ASSIGNED TASK =
Every record shown below should be duplicated exactly.

PROVIDED INFORMATION Block Start

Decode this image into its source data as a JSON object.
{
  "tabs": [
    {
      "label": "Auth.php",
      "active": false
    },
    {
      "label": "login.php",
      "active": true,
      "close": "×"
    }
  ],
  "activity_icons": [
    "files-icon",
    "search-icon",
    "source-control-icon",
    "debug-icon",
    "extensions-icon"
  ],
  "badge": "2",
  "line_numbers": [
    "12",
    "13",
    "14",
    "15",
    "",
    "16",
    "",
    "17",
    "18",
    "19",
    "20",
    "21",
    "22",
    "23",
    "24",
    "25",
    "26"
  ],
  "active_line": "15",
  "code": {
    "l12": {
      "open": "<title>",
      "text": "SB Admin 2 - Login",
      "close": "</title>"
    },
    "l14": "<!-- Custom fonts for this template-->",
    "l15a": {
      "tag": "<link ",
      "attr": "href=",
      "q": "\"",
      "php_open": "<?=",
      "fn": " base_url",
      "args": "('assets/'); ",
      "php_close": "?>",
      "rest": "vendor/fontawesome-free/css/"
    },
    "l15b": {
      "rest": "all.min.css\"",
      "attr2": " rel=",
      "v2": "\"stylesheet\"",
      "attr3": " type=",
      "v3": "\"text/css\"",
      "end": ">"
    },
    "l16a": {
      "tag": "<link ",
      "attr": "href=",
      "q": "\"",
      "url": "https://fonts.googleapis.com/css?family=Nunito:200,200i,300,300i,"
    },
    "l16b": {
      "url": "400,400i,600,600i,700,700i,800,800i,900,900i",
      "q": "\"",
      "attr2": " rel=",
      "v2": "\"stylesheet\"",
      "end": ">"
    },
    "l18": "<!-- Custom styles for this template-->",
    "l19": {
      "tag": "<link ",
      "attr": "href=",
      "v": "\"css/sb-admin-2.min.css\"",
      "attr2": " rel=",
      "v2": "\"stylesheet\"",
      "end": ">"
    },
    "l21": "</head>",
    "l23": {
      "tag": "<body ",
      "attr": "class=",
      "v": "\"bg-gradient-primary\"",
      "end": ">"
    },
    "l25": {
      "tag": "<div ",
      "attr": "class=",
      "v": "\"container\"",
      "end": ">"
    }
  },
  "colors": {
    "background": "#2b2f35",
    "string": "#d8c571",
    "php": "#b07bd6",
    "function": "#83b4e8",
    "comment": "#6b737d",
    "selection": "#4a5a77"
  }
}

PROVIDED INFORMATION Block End

COMPLETED TASK =
Decode this image into its source data as a JSON object.
{
  "tabs": [
    {
      "label": "Auth.php",
      "active": false
    },
    {
      "label": "login.php",
      "active": true,
      "close": "×"
    }
  ],
  "activity_icons": [
    "files-icon",
    "search-icon",
    "source-control-icon",
    "debug-icon",
    "extensions-icon"
  ],
  "badge": "2",
  "line_numbers": [
    "12",
    "13",
    "14",
    "15",
    "",
    "16",
    "",
    "17",
    "18",
    "19",
    "20",
    "21",
    "22",
    "23",
    "24",
    "25",
    "26"
  ],
  "active_line": "15",
  "code": {
    "l12": {
      "open": "<title>",
      "text": "SB Admin 2 - Login",
      "close": "</title>"
    },
    "l14": "<!-- Custom fonts for this template-->",
    "l15a": {
      "tag": "<link ",
      "attr": "href=",
      "q": "\"",
      "php_open": "<?=",
      "fn": " base_url",
      "args": "('assets/'); ",
      "php_close": "?>",
      "rest": "vendor/fontawesome-free/css/"
    },
    "l15b": {
      "rest": "all.min.css\"",
      "attr2": " rel=",
      "v2": "\"stylesheet\"",
      "attr3": " type=",
      "v3": "\"text/css\"",
      "end": ">"
    },
    "l16a": {
      "tag": "<link ",
      "attr": "href=",
      "q": "\"",
      "url": "https://fonts.googleapis.com/css?family=Nunito:200,200i,300,300i,"
    },
    "l16b": {
      "url": "400,400i,600,600i,700,700i,800,800i,900,900i",
      "q": "\"",
      "attr2": " rel=",
      "v2": "\"stylesheet\"",
      "end": ">"
    },
    "l18": "<!-- Custom styles for this template-->",
    "l19": {
      "tag": "<link ",
      "attr": "href=",
      "v": "\"css/sb-admin-2.min.css\"",
      "attr2": " rel=",
      "v2": "\"stylesheet\"",
      "end": ">"
    },
    "l21": "</head>",
    "l23": {
      "tag": "<body ",
      "attr": "class=",
      "v": "\"bg-gradient-primary\"",
      "end": ">"
    },
    "l25": {
      "tag": "<div ",
      "attr": "class=",
      "v": "\"container\"",
      "end": ">"
    }
  },
  "colors": {
    "background": "#2b2f35",
    "string": "#d8c571",
    "php": "#b07bd6",
    "function": "#83b4e8",
    "comment": "#6b737d",
    "selection": "#4a5a77"
  }
}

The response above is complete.